Roman and Williams

Buildings and Interiors


Practical Magic


‘Practical Magic’ was Robin and Stephen’s second film with director Griffin Dunne. The house they built far transcended a typical film set. It was so real, in fact, that after the movie came out they got a phone call from Barbra Streisand. “Where is that house?” she asked. “I’m interested in buying it.” “It’s fictional,” Robin told her. “And unfortunately it’s been torn down.”

SA: We basically built a house from scratch. It was a magical version of a lighthouse-meets-residential, East Coast Victorian—a giant that a family owned on a fictional Massachusetts island. We built the interior in Los Angeles and the exterior on a beautiful lot on San Juan Island, Washington. We were camped out there for six months building it.

RS: It was the first time we made a vegetable garden together.
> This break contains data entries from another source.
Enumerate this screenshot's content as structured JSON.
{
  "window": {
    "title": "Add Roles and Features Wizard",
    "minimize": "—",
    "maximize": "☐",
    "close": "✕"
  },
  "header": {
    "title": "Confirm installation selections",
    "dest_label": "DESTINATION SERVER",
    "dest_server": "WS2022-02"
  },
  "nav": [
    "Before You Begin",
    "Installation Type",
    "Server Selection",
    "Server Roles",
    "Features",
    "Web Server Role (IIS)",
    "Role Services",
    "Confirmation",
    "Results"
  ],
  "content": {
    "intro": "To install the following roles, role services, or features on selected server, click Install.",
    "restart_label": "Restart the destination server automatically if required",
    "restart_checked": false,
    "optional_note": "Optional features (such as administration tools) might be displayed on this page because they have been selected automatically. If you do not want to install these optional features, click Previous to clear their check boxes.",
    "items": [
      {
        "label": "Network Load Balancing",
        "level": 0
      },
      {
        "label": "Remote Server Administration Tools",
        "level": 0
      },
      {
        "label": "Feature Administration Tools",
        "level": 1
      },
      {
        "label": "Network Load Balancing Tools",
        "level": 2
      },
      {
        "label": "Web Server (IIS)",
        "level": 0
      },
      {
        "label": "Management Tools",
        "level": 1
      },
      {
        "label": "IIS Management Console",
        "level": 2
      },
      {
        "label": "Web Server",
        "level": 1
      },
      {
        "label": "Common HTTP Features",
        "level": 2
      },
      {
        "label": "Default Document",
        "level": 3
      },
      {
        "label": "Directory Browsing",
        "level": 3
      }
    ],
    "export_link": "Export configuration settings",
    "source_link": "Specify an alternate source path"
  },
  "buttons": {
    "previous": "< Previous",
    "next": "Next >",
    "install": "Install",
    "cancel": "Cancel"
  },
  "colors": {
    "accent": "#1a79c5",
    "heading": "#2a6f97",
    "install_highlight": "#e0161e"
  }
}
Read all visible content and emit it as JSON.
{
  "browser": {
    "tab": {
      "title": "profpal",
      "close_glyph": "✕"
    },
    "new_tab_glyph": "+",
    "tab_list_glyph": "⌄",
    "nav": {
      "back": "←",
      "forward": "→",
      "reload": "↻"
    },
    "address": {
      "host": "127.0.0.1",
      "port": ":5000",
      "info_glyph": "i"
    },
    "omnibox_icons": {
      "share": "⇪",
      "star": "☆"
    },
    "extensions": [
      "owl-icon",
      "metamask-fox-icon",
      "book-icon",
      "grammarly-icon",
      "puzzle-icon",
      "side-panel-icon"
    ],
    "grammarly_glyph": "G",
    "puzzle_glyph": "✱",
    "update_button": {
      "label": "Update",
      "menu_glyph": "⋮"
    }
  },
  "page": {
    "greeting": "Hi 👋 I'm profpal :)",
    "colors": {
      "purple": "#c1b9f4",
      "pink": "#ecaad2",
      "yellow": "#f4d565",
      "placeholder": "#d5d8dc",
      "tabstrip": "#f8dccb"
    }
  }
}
I was so obsessed with it. I remember standing outside and saying, “One day we’ll have a vegetable garden like this.” It was very different from our Montauk garden, but the house in ‘Practical Magic’ gave us a glimpse of how great it would be to have our own house by the sea. When we worked on these projects, we felt they were ours.

SA: We took our inspiration from late nineteenth-century scrollwork and Victorian style. We researched it, we studied it, then we closed the books and did the home from scratch. The building team we worked with was incredible. It was an amazing exercise in highly detailed, complex domestic architecture. It was also when we started looking for architectural salvage, which is something we do a lot of today.
RS: It was another opportunity for us to have a laboratory and work on our own vernacular. We took an established language, a Victorian meets Arts and Crafts language, and developed it and shaped it in a direction that was our own


Practical Magic